Meanwhile, another player emerged. After years of simply dabbling in video game software, Microsoft launched its first piece of video game hardware, the Xbox, mobilizing a vast online community for worldwide multiplayer gamers. So began a contest for video game dominance not unlike a game of “Pong.”

The closest you might come to seeing what a $100-billion industry looks like is to walk around here at E3, the Electronic Entertainment Expo. It’s the video gaming answer to the Detroit Auto Show– a place to glimpse what’s coming, what’s possible, and where the giants are placing their bets– Xbox with its Scorpio, Playstation with virtual reality. Nintendo will build on the launch of its Switch.

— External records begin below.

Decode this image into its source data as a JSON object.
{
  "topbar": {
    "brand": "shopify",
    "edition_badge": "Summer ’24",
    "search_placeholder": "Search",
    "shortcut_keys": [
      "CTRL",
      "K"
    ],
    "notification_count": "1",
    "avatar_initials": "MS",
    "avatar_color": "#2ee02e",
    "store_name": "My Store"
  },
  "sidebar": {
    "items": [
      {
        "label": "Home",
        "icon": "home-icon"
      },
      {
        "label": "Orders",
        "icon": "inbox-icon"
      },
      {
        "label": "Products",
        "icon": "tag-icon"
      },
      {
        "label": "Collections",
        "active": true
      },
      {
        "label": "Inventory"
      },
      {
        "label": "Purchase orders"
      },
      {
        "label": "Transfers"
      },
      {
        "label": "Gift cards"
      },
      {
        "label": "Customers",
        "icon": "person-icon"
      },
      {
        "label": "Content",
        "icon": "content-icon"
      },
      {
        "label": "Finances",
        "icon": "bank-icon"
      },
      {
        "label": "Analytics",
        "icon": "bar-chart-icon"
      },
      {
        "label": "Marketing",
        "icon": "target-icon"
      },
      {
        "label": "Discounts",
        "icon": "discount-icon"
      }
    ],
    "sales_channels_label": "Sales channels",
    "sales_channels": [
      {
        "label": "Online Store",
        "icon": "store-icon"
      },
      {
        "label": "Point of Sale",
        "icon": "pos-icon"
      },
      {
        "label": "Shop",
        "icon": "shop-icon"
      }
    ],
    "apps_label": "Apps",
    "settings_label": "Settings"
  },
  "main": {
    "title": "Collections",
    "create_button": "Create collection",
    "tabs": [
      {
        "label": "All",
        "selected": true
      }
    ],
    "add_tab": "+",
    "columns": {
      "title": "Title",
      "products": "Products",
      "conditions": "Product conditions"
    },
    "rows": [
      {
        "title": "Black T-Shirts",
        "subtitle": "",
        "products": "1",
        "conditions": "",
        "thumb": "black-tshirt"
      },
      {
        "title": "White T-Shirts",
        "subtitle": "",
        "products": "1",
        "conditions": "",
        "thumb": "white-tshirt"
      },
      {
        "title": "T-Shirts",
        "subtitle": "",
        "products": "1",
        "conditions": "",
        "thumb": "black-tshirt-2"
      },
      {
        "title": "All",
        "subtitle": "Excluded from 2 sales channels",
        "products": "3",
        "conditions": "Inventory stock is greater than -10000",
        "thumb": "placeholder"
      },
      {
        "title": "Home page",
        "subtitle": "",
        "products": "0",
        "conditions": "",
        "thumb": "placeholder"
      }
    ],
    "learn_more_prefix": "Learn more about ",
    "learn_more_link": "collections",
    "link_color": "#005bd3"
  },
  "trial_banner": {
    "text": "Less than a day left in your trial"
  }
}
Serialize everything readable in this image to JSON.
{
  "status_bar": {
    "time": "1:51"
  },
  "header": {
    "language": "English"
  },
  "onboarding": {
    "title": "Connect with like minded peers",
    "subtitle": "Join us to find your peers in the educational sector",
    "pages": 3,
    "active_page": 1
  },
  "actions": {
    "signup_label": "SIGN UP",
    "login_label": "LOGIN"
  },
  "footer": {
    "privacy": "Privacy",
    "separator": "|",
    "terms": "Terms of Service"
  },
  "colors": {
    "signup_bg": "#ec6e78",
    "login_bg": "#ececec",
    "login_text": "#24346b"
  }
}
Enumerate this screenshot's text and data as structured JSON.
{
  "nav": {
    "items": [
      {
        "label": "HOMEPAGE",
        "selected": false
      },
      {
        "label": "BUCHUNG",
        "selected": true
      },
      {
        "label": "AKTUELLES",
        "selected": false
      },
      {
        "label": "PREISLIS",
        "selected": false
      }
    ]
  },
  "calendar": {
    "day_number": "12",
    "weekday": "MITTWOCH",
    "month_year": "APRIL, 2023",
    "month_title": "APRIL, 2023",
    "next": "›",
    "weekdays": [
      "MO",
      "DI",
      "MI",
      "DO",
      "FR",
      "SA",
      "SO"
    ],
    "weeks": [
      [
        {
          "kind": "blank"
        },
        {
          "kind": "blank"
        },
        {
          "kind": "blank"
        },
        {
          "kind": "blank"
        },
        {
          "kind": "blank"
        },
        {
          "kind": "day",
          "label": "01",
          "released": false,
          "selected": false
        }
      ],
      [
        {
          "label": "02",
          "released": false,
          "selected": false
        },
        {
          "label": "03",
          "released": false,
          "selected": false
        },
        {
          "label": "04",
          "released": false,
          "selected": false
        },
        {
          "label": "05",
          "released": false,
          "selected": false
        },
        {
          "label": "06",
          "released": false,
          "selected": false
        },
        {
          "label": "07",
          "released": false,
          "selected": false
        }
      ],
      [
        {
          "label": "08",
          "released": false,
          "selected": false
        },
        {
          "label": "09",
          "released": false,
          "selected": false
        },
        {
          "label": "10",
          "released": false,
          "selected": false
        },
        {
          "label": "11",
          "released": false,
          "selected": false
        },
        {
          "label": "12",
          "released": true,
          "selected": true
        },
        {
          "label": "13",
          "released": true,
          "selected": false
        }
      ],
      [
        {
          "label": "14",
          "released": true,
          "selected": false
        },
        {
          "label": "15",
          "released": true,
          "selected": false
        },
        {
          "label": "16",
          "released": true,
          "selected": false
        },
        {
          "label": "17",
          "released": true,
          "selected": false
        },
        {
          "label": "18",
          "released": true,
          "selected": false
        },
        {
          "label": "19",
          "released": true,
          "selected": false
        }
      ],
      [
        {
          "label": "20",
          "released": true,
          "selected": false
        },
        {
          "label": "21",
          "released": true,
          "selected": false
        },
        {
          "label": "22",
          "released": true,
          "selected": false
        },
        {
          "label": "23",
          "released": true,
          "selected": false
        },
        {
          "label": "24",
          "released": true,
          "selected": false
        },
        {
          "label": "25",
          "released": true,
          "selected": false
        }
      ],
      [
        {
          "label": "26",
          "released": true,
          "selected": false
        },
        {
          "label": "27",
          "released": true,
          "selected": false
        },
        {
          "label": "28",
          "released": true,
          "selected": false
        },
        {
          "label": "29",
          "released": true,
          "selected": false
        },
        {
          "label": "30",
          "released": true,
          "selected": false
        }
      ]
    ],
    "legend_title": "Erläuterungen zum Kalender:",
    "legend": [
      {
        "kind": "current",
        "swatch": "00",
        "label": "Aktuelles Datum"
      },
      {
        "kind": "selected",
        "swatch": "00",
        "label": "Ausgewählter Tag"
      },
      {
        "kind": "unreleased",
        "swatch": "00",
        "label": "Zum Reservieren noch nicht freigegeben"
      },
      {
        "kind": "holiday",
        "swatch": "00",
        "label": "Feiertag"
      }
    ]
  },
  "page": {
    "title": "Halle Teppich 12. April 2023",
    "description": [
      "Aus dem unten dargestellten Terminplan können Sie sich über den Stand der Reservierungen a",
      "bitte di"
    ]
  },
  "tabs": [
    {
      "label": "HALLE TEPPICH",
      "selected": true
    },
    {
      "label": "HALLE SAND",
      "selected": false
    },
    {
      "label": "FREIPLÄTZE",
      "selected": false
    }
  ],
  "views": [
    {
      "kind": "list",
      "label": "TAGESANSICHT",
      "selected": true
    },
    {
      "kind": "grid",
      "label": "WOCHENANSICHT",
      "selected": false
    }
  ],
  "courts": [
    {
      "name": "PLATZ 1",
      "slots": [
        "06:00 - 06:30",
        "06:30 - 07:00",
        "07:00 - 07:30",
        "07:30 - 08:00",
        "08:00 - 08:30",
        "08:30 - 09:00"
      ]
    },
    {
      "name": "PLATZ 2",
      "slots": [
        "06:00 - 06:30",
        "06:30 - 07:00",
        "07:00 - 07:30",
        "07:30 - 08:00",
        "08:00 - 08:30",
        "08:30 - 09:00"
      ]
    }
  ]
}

But for all the platform wars, no one in the video game industry can ignore its highest axiom– the name of the game is the game. In other words, success or failure hinges on the popularity of the games themselves– a lesson rooted in Atari founder Nolan Bushnell’s arcade philosophy and underlined in bold with the stratospheric success of titles such as “Grand Theft Auto V.” And if Bushnell now has his way, the next big disruption in video games might just seem a little familiar.

NOLAN BUSHNELL: We have “Pong” in virtual reality right now in which you’re the paddle. And so if you imagine that it’s a two-player game, the other person is about 12 feet away from you. But in the virtual reality, it looks like you’re probably 30 feet apart. And you’re running back and forth being the puddle, and the ball is going back and forth between you. It’s actually a lot of fun.

WALTER ISAACSON: Today’s video game industry draws its strength from millennials, a generation of digital gaming natives who grew up with video games and who populate its armies of content creators. For millennials, video games have truly gone mainstream and now include players from all walks of life in ways never seen before.

The rise of video gaming is especially intriguing to marketers, for whom millennials represent a huge– but increasingly hard to access– demographic. Turning from conventional mass media, they have disappeared into the fast-growing selection of new media channels, including video games themselves. Some reports measure today’s in-game ad spending in the tens of billions of dollars. As Nolan Bushnell would tell you, that’s a lot of quarters.

I’m Walter Isaacson, and you’ve been listening to “Trailblazers,” an original podcast from Dell Technologies. If you want to find out more about how gaming is making its way into the business world– think virtual reality– be sure to visit That’s trailblazers, then the number 4.

In the next episode, we’ll be looking at the increasingly disruptive world of newspapers– an industry struggling to survive in a world of shrinking budgets and rampant online competition.

And you can subscribe to this show on iTunes or wherever you get your podcasts. And if you like it, please leave us a rating and review. We’d appreciate it. Thanks for listening.